** INFORMATION follows **

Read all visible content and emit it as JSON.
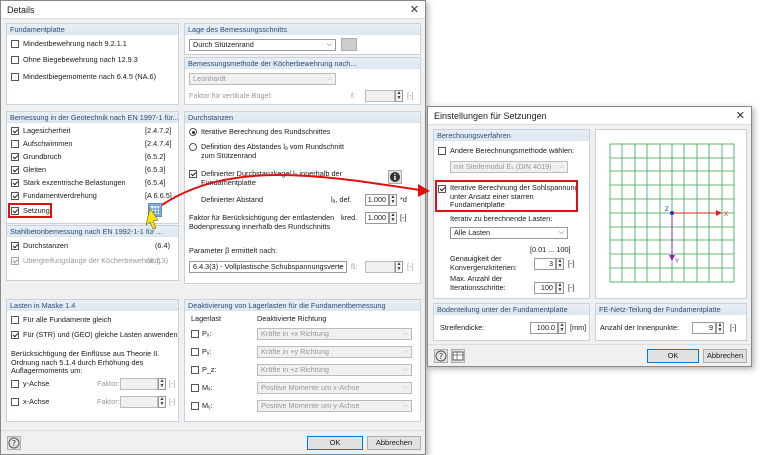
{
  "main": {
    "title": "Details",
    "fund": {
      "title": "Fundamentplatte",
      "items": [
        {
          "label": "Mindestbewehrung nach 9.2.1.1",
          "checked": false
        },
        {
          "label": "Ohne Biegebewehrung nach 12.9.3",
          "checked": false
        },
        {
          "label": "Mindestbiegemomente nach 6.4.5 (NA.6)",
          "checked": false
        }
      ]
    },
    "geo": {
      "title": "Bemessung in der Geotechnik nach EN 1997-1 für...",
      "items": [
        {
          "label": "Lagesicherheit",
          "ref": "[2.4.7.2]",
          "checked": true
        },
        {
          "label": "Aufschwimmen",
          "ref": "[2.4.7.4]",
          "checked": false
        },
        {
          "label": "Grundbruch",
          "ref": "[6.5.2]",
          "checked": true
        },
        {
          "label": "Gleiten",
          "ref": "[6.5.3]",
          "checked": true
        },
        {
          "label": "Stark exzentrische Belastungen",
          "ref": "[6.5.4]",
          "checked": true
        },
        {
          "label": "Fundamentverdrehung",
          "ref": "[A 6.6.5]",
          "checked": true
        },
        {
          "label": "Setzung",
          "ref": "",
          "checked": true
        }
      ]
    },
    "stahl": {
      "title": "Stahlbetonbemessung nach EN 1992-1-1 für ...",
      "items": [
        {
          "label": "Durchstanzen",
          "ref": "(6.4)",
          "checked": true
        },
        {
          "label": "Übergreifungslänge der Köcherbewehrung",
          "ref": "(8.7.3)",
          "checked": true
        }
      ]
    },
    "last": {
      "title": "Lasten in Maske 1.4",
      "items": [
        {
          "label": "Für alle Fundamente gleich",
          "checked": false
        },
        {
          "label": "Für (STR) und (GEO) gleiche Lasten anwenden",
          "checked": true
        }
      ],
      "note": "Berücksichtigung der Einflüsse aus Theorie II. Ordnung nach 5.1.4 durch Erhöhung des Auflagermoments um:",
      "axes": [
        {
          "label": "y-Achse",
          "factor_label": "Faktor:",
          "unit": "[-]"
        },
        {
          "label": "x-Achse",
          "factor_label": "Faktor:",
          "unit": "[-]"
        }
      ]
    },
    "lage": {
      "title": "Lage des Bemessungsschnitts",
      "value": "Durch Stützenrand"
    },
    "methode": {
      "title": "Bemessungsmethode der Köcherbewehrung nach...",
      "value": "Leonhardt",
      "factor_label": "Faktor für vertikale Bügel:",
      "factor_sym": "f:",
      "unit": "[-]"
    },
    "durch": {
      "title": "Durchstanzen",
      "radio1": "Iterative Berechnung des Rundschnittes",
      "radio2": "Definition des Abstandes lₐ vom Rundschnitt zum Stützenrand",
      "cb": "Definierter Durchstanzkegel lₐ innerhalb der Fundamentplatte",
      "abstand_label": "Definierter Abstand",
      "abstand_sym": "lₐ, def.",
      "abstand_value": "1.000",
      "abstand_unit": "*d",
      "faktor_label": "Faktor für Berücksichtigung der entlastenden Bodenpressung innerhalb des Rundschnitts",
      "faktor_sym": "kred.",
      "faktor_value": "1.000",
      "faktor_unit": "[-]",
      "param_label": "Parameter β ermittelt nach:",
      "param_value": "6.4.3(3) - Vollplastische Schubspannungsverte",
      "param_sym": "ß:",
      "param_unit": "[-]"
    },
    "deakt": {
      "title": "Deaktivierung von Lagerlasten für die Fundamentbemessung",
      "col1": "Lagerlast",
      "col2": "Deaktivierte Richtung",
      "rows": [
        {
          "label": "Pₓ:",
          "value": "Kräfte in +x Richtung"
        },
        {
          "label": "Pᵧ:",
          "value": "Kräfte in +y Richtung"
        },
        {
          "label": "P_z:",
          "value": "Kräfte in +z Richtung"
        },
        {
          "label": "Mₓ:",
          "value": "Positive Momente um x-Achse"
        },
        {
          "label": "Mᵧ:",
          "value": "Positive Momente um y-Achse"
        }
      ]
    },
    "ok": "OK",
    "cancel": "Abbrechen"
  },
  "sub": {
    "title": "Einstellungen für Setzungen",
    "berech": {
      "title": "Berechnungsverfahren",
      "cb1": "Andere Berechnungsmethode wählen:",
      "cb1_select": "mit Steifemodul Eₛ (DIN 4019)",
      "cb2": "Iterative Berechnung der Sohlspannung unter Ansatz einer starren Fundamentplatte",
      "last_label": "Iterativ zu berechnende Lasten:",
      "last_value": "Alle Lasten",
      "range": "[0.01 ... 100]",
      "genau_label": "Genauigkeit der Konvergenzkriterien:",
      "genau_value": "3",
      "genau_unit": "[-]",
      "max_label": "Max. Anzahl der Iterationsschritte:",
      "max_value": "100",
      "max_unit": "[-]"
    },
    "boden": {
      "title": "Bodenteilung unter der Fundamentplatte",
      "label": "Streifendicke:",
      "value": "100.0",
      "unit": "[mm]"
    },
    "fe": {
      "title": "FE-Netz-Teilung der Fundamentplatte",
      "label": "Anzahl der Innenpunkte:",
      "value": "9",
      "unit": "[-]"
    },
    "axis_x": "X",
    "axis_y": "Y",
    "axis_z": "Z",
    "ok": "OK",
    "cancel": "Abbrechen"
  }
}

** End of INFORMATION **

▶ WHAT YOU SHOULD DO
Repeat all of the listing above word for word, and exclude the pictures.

▶ OUTPUT BELOW
Read all visible content and emit it as JSON.
{
  "main": {
    "title": "Details",
    "fund": {
      "title": "Fundamentplatte",
      "items": [
        {
          "label": "Mindestbewehrung nach 9.2.1.1",
          "checked": false
        },
        {
          "label": "Ohne Biegebewehrung nach 12.9.3",
          "checked": false
        },
        {
          "label": "Mindestbiegemomente nach 6.4.5 (NA.6)",
          "checked": false
        }
      ]
    },
    "geo": {
      "title": "Bemessung in der Geotechnik nach EN 1997-1 für...",
      "items": [
        {
          "label": "Lagesicherheit",
          "ref": "[2.4.7.2]",
          "checked": true
        },
        {
          "label": "Aufschwimmen",
          "ref": "[2.4.7.4]",
          "checked": false
        },
        {
          "label": "Grundbruch",
          "ref": "[6.5.2]",
          "checked": true
        },
        {
          "label": "Gleiten",
          "ref": "[6.5.3]",
          "checked": true
        },
        {
          "label": "Stark exzentrische Belastungen",
          "ref": "[6.5.4]",
          "checked": true
        },
        {
          "label": "Fundamentverdrehung",
          "ref": "[A 6.6.5]",
          "checked": true
        },
        {
          "label": "Setzung",
          "ref": "",
          "checked": true
        }
      ]
    },
    "stahl": {
      "title": "Stahlbetonbemessung nach EN 1992-1-1 für ...",
      "items": [
        {
          "label": "Durchstanzen",
          "ref": "(6.4)",
          "checked": true
        },
        {
          "label": "Übergreifungslänge der Köcherbewehrung",
          "ref": "(8.7.3)",
          "checked": true
        }
      ]
    },
    "last": {
      "title": "Lasten in Maske 1.4",
      "items": [
        {
          "label": "Für alle Fundamente gleich",
          "checked": false
        },
        {
          "label": "Für (STR) und (GEO) gleiche Lasten anwenden",
          "checked": true
        }
      ],
      "note": "Berücksichtigung der Einflüsse aus Theorie II. Ordnung nach 5.1.4 durch Erhöhung des Auflagermoments um:",
      "axes": [
        {
          "label": "y-Achse",
          "factor_label": "Faktor:",
          "unit": "[-]"
        },
        {
          "label": "x-Achse",
          "factor_label": "Faktor:",
          "unit": "[-]"
        }
      ]
    },
    "lage": {
      "title": "Lage des Bemessungsschnitts",
      "value": "Durch Stützenrand"
    },
    "methode": {
      "title": "Bemessungsmethode der Köcherbewehrung nach...",
      "value": "Leonhardt",
      "factor_label": "Faktor für vertikale Bügel:",
      "factor_sym": "f:",
      "unit": "[-]"
    },
    "durch": {
      "title": "Durchstanzen",
      "radio1": "Iterative Berechnung des Rundschnittes",
      "radio2": "Definition des Abstandes lₐ vom Rundschnitt zum Stützenrand",
      "cb": "Definierter Durchstanzkegel lₐ innerhalb der Fundamentplatte",
      "abstand_label": "Definierter Abstand",
      "abstand_sym": "lₐ, def.",
      "abstand_value": "1.000",
      "abstand_unit": "*d",
      "faktor_label": "Faktor für Berücksichtigung der entlastenden Bodenpressung innerhalb des Rundschnitts",
      "faktor_sym": "kred.",
      "faktor_value": "1.000",
      "faktor_unit": "[-]",
      "param_label": "Parameter β ermittelt nach:",
      "param_value": "6.4.3(3) - Vollplastische Schubspannungsverte",
      "param_sym": "ß:",
      "param_unit": "[-]"
    },
    "deakt": {
      "title": "Deaktivierung von Lagerlasten für die Fundamentbemessung",
      "col1": "Lagerlast",
      "col2": "Deaktivierte Richtung",
      "rows": [
        {
          "label": "Pₓ:",
          "value": "Kräfte in +x Richtung"
        },
        {
          "label": "Pᵧ:",
          "value": "Kräfte in +y Richtung"
        },
        {
          "label": "P_z:",
          "value": "Kräfte in +z Richtung"
        },
        {
          "label": "Mₓ:",
          "value": "Positive Momente um x-Achse"
        },
        {
          "label": "Mᵧ:",
          "value": "Positive Momente um y-Achse"
        }
      ]
    },
    "ok": "OK",
    "cancel": "Abbrechen"
  },
  "sub": {
    "title": "Einstellungen für Setzungen",
    "berech": {
      "title": "Berechnungsverfahren",
      "cb1": "Andere Berechnungsmethode wählen:",
      "cb1_select": "mit Steifemodul Eₛ (DIN 4019)",
      "cb2": "Iterative Berechnung der Sohlspannung unter Ansatz einer starren Fundamentplatte",
      "last_label": "Iterativ zu berechnende Lasten:",
      "last_value": "Alle Lasten",
      "range": "[0.01 ... 100]",
      "genau_label": "Genauigkeit der Konvergenzkriterien:",
      "genau_value": "3",
      "genau_unit": "[-]",
      "max_label": "Max. Anzahl der Iterationsschritte:",
      "max_value": "100",
      "max_unit": "[-]"
    },
    "boden": {
      "title": "Bodenteilung unter der Fundamentplatte",
      "label": "Streifendicke:",
      "value": "100.0",
      "unit": "[mm]"
    },
    "fe": {
      "title": "FE-Netz-Teilung der Fundamentplatte",
      "label": "Anzahl der Innenpunkte:",
      "value": "9",
      "unit": "[-]"
    },
    "axis_x": "X",
    "axis_y": "Y",
    "axis_z": "Z",
    "ok": "OK",
    "cancel": "Abbrechen"
  }
}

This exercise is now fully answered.